Claimant worked as a force protection officer in Israel. Although he could not provide his exact work locations and duties, Claimant testified that he lived in an apartment in Be’er Sheva as a condition of his employment. The Employer selected, paid for, and furnished the apartment. Those furnishings, however, did not include a bath mat. Bathing and good personal hygiene were part of his job because his overseas employer, as well as the U.S. Government, required professionalism, including good grooming.
On March 3, 2012, Claimant was injured while exiting his shower. He slipped on the wet bathroom floor and struck his right side on the edge of the tub. Claimant sustained significant injuries: four broken ribs and a punctured lung. Later, after returning the United States, Claimant underwent an external fixation surgery, conservative treatment (which included pain medicines), and he took medication for depression. Claimant’s doctors related the depression to the pain and physical limitations caused by the slip-and-fall.
Initially, Employer/Carrier initially covered the claim, paying benefits for over 16 months. But then something happened. Employer/Carrier contested the compensability of the claim. Both the administrative law judge and the Benefits Review Board rejected Employer/Carrier’s zone of special danger arguments, which went something like this:
On appeal, employer challenges the administrative law judge’s finding that the zone of special danger doctrine is applicable to this case. Employer asserts that the activity that caused claimant’s injuries was personal in nature and was not rooted in any actual obligations and conditions of his employment; therefore, employer contends the doctrine does not apply and claimant’s injuries are not compensable under the DBA.
In other words, Employer/Carrier argued that Claimant had to bathe, and bathing was not an obligation or condition of employment.
The Board easily shot down Employer/Carrier’s argument that there was nothing unique or different about Claimant’s bathroom. Quite simply, the distinction drawn by Employer/Carrier didn’t matter.

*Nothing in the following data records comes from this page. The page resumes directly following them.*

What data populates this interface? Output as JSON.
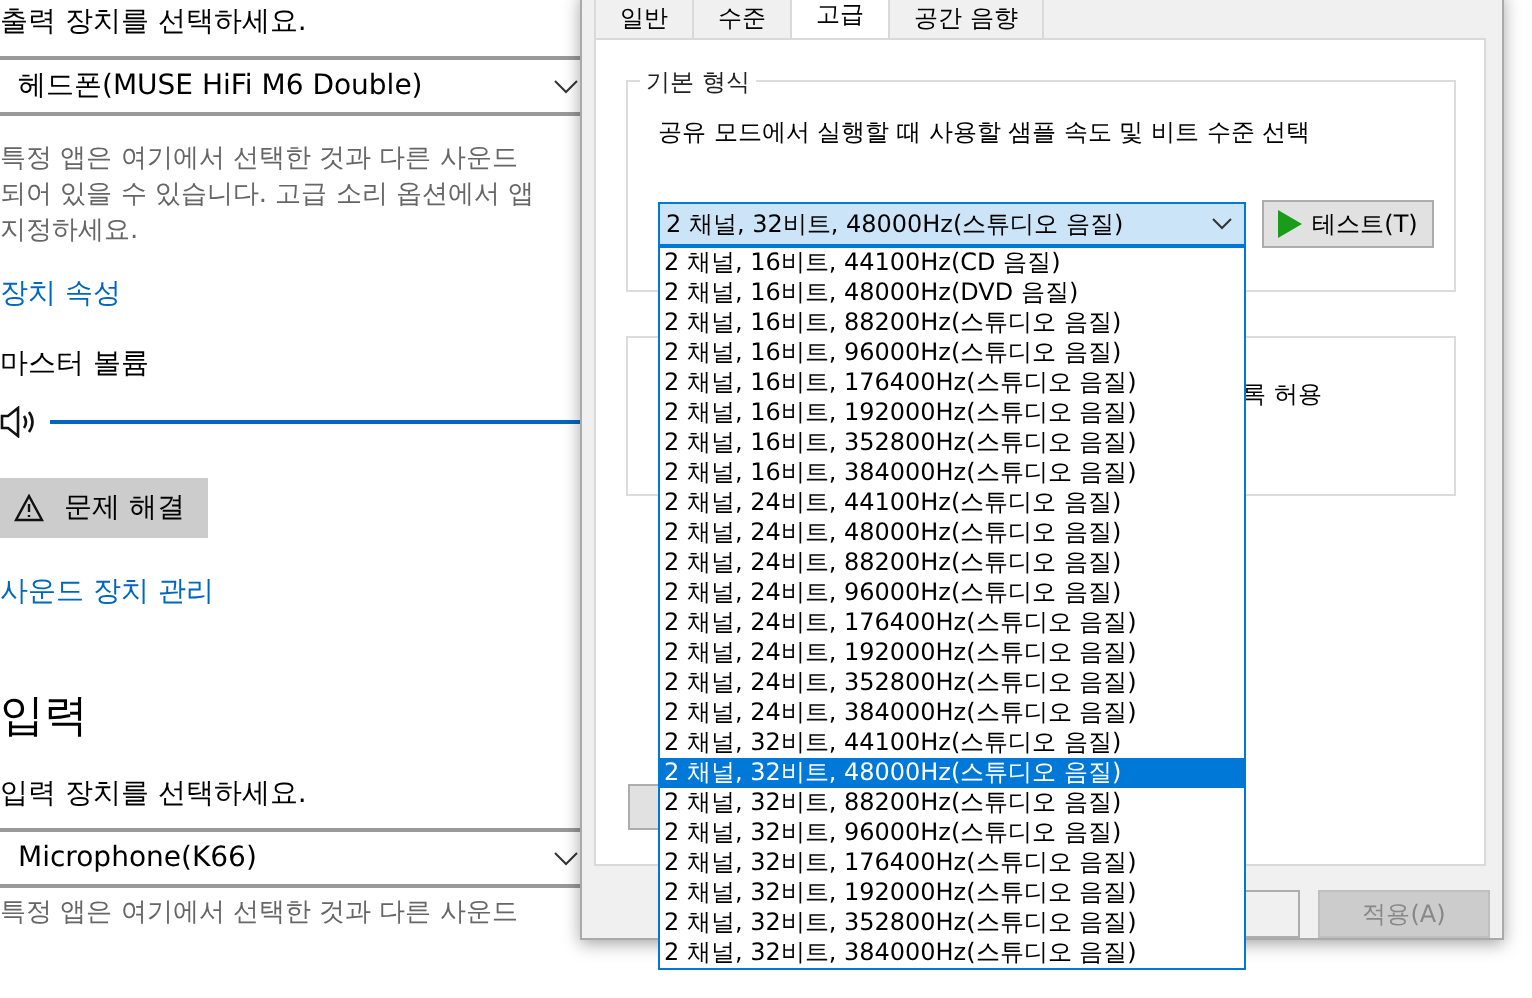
{
  "settings": {
    "output_prompt": "출력 장치를 선택하세요.",
    "output_device": "헤드폰(MUSE HiFi M6 Double)",
    "output_note_lines": [
      "특정 앱은 여기에서 선택한 것과 다른 사운드",
      "되어 있을 수 있습니다. 고급 소리 옵션에서 앱",
      "지정하세요."
    ],
    "device_properties_link": "장치 속성",
    "master_volume_label": "마스터 볼륨",
    "troubleshoot_button": "문제 해결",
    "manage_devices_link": "사운드 장치 관리",
    "input_heading": "입력",
    "input_prompt": "입력 장치를 선택하세요.",
    "input_device": "Microphone(K66)",
    "input_note": "특정 앱은 여기에서 선택한 것과 다른 사운드"
  },
  "dialog": {
    "tabs": [
      {
        "label": "일반",
        "selected": false
      },
      {
        "label": "수준",
        "selected": false
      },
      {
        "label": "고급",
        "selected": true
      },
      {
        "label": "공간 음향",
        "selected": false
      }
    ],
    "default_format": {
      "group_title": "기본 형식",
      "description": "공유 모드에서 실행할 때 사용할 샘플 속도 및 비트 수준 선택",
      "selected_format": "2 채널, 32비트, 48000Hz(스튜디오 음질)",
      "test_button": "테스트(T)",
      "options": [
        {
          "label": "2 채널, 16비트, 44100Hz(CD 음질)",
          "selected": false
        },
        {
          "label": "2 채널, 16비트, 48000Hz(DVD 음질)",
          "selected": false
        },
        {
          "label": "2 채널, 16비트, 88200Hz(스튜디오 음질)",
          "selected": false
        },
        {
          "label": "2 채널, 16비트, 96000Hz(스튜디오 음질)",
          "selected": false
        },
        {
          "label": "2 채널, 16비트, 176400Hz(스튜디오 음질)",
          "selected": false
        },
        {
          "label": "2 채널, 16비트, 192000Hz(스튜디오 음질)",
          "selected": false
        },
        {
          "label": "2 채널, 16비트, 352800Hz(스튜디오 음질)",
          "selected": false
        },
        {
          "label": "2 채널, 16비트, 384000Hz(스튜디오 음질)",
          "selected": false
        },
        {
          "label": "2 채널, 24비트, 44100Hz(스튜디오 음질)",
          "selected": false
        },
        {
          "label": "2 채널, 24비트, 48000Hz(스튜디오 음질)",
          "selected": false
        },
        {
          "label": "2 채널, 24비트, 88200Hz(스튜디오 음질)",
          "selected": false
        },
        {
          "label": "2 채널, 24비트, 96000Hz(스튜디오 음질)",
          "selected": false
        },
        {
          "label": "2 채널, 24비트, 176400Hz(스튜디오 음질)",
          "selected": false
        },
        {
          "label": "2 채널, 24비트, 192000Hz(스튜디오 음질)",
          "selected": false
        },
        {
          "label": "2 채널, 24비트, 352800Hz(스튜디오 음질)",
          "selected": false
        },
        {
          "label": "2 채널, 24비트, 384000Hz(스튜디오 음질)",
          "selected": false
        },
        {
          "label": "2 채널, 32비트, 44100Hz(스튜디오 음질)",
          "selected": false
        },
        {
          "label": "2 채널, 32비트, 48000Hz(스튜디오 음질)",
          "selected": true
        },
        {
          "label": "2 채널, 32비트, 88200Hz(스튜디오 음질)",
          "selected": false
        },
        {
          "label": "2 채널, 32비트, 96000Hz(스튜디오 음질)",
          "selected": false
        },
        {
          "label": "2 채널, 32비트, 176400Hz(스튜디오 음질)",
          "selected": false
        },
        {
          "label": "2 채널, 32비트, 192000Hz(스튜디오 음질)",
          "selected": false
        },
        {
          "label": "2 채널, 32비트, 352800Hz(스튜디오 음질)",
          "selected": false
        },
        {
          "label": "2 채널, 32비트, 384000Hz(스튜디오 음질)",
          "selected": false
        }
      ]
    },
    "exclusive_option_fragment": "록 허용",
    "apply_button": {
      "label": "적용(A)",
      "disabled": true
    }
  }
}
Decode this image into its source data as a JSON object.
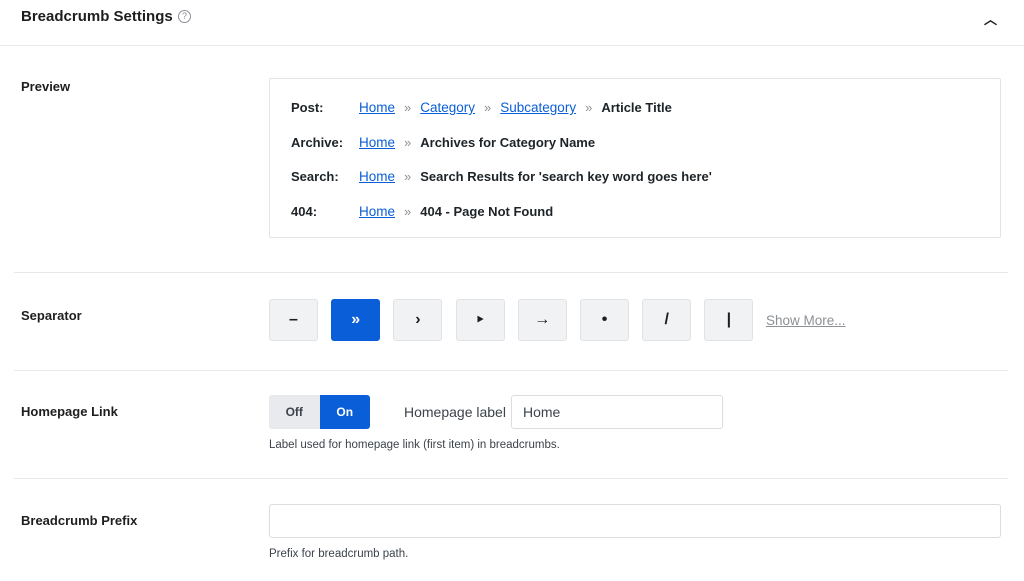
{
  "header": {
    "title": "Breadcrumb Settings",
    "help_icon": "?",
    "collapse_icon": "^"
  },
  "preview": {
    "label": "Preview",
    "rows": [
      {
        "label": "Post:",
        "links": [
          "Home",
          "Category",
          "Subcategory"
        ],
        "current": "Article Title"
      },
      {
        "label": "Archive:",
        "links": [
          "Home"
        ],
        "current": "Archives for Category Name"
      },
      {
        "label": "Search:",
        "links": [
          "Home"
        ],
        "current": "Search Results for 'search key word goes here'"
      },
      {
        "label": "404:",
        "links": [
          "Home"
        ],
        "current": "404 - Page Not Found"
      }
    ],
    "separator": "»"
  },
  "separator": {
    "label": "Separator",
    "options": [
      "–",
      "»",
      "›",
      "‣",
      "→",
      "•",
      "/",
      "|"
    ],
    "selected": 1,
    "show_more": "Show More..."
  },
  "homepage": {
    "label": "Homepage Link",
    "off": "Off",
    "on": "On",
    "state": "On",
    "field_label": "Homepage label",
    "value": "Home",
    "hint": "Label used for homepage link (first item) in breadcrumbs."
  },
  "prefix": {
    "label": "Breadcrumb Prefix",
    "value": "",
    "hint": "Prefix for breadcrumb path."
  },
  "colors": {
    "accent": "#0a5ed7"
  }
}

In a recent case, Battelle Memorial Institute v. DiCecca, the First Circuit Court of Appeals reasoned:
Although the requisite “special danger” covers risks peculiar to the foreign location or risks of greater magnitude than those encountered domestically, the zone also includes risks that might occur anywhere but in fact occur where the employee is injured. “Special” is best understood as “particular” but not necessarily “enhanced.”
The Board went one step further and explained some conditions of employment that contributed to the zone of special danger:
[T]hat claimant was continuously on call, that he was required to live inn the furnished apartment provided by employer, that he worked in a hot, sandy environment wearing 100 pounds of gear, that he showered after work because he was sweaty and dirty, and that the terms of his employment contract required that he maintain good hygiene and a professional appearance.
Finally, if you want a good collection of case citations and parentheticals for past zone of special danger cases, check out footnotes 6 and 7.
Ritzheimer v Triple Canopy, Inc., BRB No. 15-0233, 2016 WL 807740 (2016).